Exit poll data to be cancelled in 19 states

The theatre that TV Election Night news coverage has become takes one
more step into the absurd with cancellation of exit poll data in 19
states. The states that will be excluded from detailed exit poll
coverage are: Alaska, Arkansas, Delaware, District of Columbia,
Georgia, Hawaii, Idaho, Kentucky, Louisiana, Nebraska, North Dakota,
Oklahoma, Rhode Island, South Carolina, South Dakota, Tennessee,
Texas, Utah, West Virginia and Wyoming.

The reason, ostensibly, is that these states are not in play. Many of
them ARE in play, however, particularly for important battles for
control of the U.S. House and Senate, and for important gubernatorial
races. By removing crucial components of the exit poll data in these
locations, researchers will be blocked from detailed after-the-fact

“Voters in the excluded states will still be interviewed as part of a
national exit poll, but state-level estimates of the partisan, age or
racial makeups of electorates won’t be available as they have been
since 1992. The lack of data may hamper election night analyses in
some states, and it will almost certainly limit post-election research
for years to come,” write Washington Post bloggers Jon Cohen and Scott
Clement (see below).

If you think the debates have turned into a rehearsed performing act,
in which “zingers” and how a candidate positions his fingers are
treated with greater gravity than substance, then also please notice
that network election night coverage has become “theatre” as well.

In every major election we watch network and national cable TV pundits
pretend that they are competing with other TV outlets, as they refer
to “our” numbers and introduce viewers to “our analysts.” In fact,
they all use identical numbers and analysts, from a single central
source now called the National Election Pool.

I say theatre because TV pundits “call” the race announcing winners,
instead of using the more accurate term “PROJECTED winner.”

And I say theatre because the single source upon which they rely, the
National Election Pool, fudges the numbers midstream by entering
“adjusted totals” usually accompanied by a trend change.

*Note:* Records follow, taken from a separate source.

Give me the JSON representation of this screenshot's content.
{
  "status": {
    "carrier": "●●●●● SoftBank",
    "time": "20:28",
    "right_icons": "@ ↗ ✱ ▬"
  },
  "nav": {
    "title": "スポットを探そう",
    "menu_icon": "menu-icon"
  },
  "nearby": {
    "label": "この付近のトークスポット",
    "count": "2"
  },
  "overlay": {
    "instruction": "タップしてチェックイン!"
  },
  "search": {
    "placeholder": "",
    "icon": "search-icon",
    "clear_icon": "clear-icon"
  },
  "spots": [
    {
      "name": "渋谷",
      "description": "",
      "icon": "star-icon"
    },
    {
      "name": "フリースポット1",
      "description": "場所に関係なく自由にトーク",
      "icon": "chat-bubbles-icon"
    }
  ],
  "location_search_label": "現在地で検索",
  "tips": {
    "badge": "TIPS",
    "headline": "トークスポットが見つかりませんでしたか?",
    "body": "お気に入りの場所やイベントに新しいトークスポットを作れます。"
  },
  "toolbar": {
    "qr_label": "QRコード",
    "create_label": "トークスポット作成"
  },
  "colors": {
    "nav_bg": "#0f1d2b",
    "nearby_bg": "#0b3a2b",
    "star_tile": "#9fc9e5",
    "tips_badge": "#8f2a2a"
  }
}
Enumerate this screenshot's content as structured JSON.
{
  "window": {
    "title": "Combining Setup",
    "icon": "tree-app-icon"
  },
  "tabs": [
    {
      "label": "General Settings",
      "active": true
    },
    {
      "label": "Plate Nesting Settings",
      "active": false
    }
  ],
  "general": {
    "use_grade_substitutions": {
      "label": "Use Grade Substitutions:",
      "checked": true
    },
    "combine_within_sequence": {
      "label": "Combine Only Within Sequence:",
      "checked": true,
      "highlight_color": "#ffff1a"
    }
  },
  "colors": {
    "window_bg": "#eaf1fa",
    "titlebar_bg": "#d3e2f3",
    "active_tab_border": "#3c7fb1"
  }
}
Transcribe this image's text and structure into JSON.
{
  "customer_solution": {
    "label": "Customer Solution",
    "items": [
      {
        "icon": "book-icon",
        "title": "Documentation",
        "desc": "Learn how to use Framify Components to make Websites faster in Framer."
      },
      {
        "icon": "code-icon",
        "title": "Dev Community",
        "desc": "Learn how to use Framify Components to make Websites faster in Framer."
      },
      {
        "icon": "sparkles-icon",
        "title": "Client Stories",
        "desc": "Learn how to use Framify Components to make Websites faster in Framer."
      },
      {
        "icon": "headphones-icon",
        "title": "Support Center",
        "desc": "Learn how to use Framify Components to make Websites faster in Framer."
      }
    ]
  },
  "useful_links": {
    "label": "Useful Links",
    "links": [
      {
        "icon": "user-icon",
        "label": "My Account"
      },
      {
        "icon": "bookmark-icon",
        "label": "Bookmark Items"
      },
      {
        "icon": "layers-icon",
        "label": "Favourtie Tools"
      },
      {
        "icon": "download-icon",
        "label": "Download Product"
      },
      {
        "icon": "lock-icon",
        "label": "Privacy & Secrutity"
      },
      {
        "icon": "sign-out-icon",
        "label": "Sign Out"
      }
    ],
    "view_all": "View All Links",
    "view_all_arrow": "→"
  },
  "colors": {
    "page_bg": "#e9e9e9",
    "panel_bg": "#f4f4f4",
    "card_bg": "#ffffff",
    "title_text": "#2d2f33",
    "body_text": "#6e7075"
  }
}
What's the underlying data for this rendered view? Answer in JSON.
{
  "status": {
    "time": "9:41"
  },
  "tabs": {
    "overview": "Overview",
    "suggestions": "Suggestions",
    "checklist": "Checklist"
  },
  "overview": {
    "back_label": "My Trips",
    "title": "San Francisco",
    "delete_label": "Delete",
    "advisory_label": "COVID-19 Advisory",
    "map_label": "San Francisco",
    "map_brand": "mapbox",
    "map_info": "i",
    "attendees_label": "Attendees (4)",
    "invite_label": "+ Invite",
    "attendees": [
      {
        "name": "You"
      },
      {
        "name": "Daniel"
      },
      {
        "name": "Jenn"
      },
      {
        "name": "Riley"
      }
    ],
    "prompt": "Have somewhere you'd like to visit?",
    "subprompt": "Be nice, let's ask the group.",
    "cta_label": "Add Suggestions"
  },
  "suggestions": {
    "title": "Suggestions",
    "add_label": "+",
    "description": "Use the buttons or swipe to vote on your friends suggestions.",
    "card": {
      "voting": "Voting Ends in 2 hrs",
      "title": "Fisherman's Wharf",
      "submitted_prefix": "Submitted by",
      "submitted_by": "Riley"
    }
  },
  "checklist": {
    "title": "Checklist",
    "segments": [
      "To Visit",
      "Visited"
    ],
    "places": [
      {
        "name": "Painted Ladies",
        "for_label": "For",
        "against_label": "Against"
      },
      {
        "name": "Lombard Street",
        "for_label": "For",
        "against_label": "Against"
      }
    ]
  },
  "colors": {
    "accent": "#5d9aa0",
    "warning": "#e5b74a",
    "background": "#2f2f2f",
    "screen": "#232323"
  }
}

In addition to the numbers flowing in from National Election Pool, the
AP pays state lobbying organizations and local town clerks to call
them with numbers read off of the voting machine tapes. The AP makes
contributions to state election official organizations in exchange for
these phone calls. Sometimes, clerks call in the wrong numbers, which
are entered into the fray for announcing winners. For example, in New
Hampshire’s 2008 primary, two town clerks called in zero votes for Ron
Paul even though he had dozens of votes. Later, when caught, they just
said ‘oops.’

I say “theatre” because based on these projected numbers, candidates
concede prematurely, as we saw in 2000 when Gore conceded privately to
Bush, and was on his way to make a public concession. The 2000 network
projections were flawed by a known wrong total of minus  16,000 votes
in Volusia County, Florida and another 4,000-vote mistake in Brevard

Here’s a news article with additional details on the removal of 19
states from the exit poll data:

Washington Post Blogs – Oct. 4, 2012, by Jon Cohen and Scott Clement


Originally published at BlackBox Voting